In how many lines of the listing below does "linux" appear? Reply with the number only.

--------------------------------------------------

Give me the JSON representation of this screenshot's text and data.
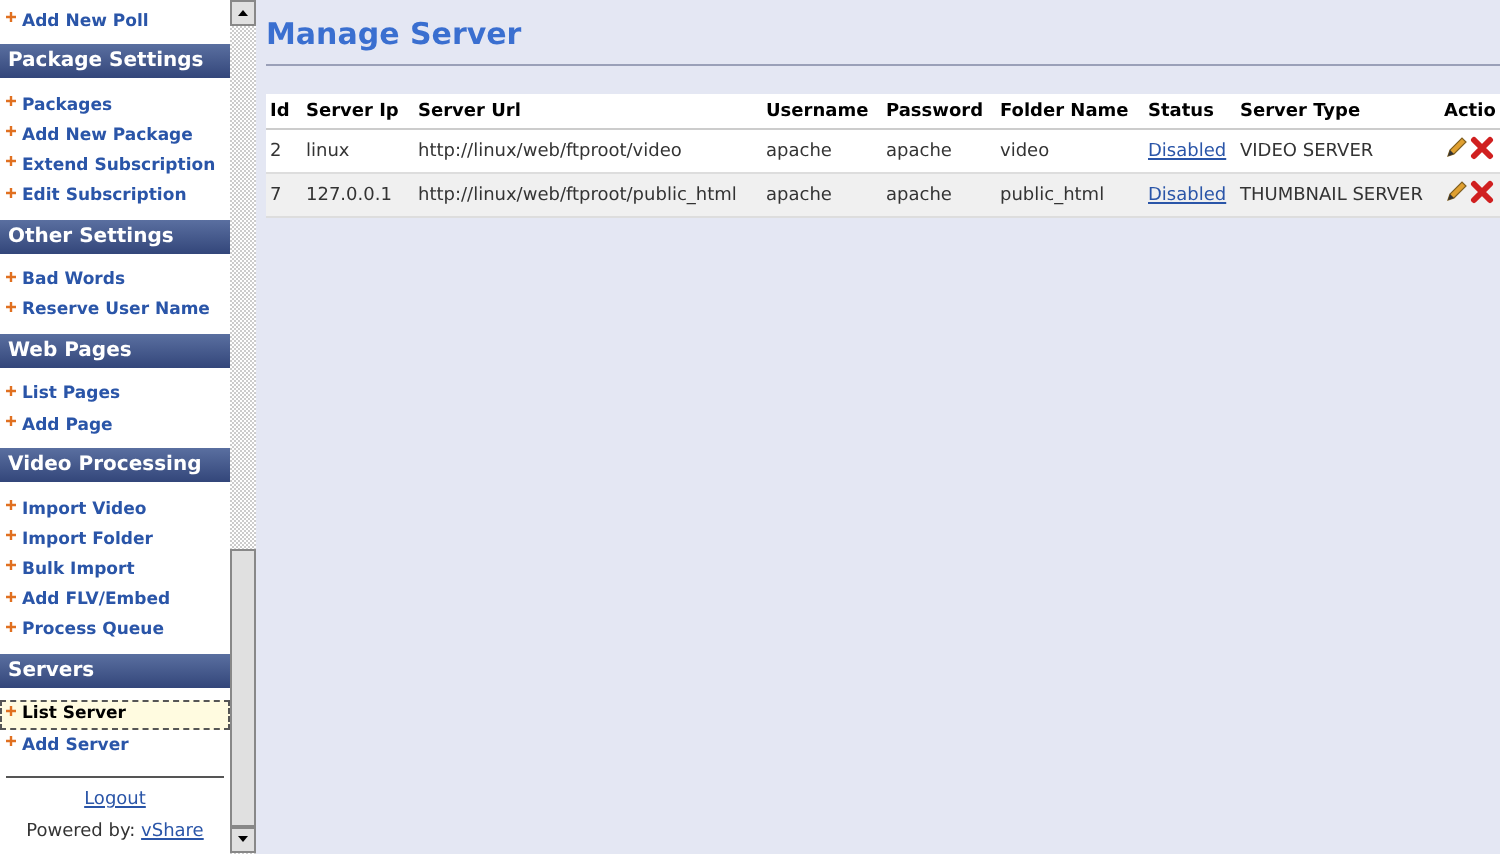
{
  "sidebar": {
    "sections": [
      {
        "items": [
          {
            "label": "Add New Poll",
            "selected": false
          }
        ]
      },
      {
        "title": "Package Settings",
        "items": [
          {
            "label": "Packages",
            "selected": false
          },
          {
            "label": "Add New Package",
            "selected": false
          },
          {
            "label": "Extend Subscription",
            "selected": false
          },
          {
            "label": "Edit Subscription",
            "selected": false
          }
        ]
      },
      {
        "title": "Other Settings",
        "items": [
          {
            "label": "Bad Words",
            "selected": false
          },
          {
            "label": "Reserve User Name",
            "selected": false
          }
        ]
      },
      {
        "title": "Web Pages",
        "items": [
          {
            "label": "List Pages",
            "selected": false
          },
          {
            "label": "Add Page",
            "selected": false
          }
        ]
      },
      {
        "title": "Video Processing",
        "items": [
          {
            "label": "Import Video",
            "selected": false
          },
          {
            "label": "Import Folder",
            "selected": false
          },
          {
            "label": "Bulk Import",
            "selected": false
          },
          {
            "label": "Add FLV/Embed",
            "selected": false
          },
          {
            "label": "Process Queue",
            "selected": false
          }
        ]
      },
      {
        "title": "Servers",
        "items": [
          {
            "label": "List Server",
            "selected": true
          },
          {
            "label": "Add Server",
            "selected": false
          }
        ]
      }
    ],
    "logout": "Logout",
    "powered_by": "Powered by:",
    "powered_link": "vShare"
  },
  "page_title": "Manage Server",
  "table": {
    "columns": [
      "Id",
      "Server Ip",
      "Server Url",
      "Username",
      "Password",
      "Folder Name",
      "Status",
      "Server Type",
      "Actio"
    ],
    "rows": [
      {
        "id": "2",
        "server_ip": "linux",
        "server_url": "http://linux/web/ftproot/video",
        "username": "apache",
        "password": "apache",
        "folder_name": "video",
        "status": "Disabled",
        "server_type": "VIDEO SERVER"
      },
      {
        "id": "7",
        "server_ip": "127.0.0.1",
        "server_url": "http://linux/web/ftproot/public_html",
        "username": "apache",
        "password": "apache",
        "folder_name": "public_html",
        "status": "Disabled",
        "server_type": "THUMBNAIL SERVER"
      }
    ]
  }
}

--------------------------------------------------

§ **Result for this exercise**:
3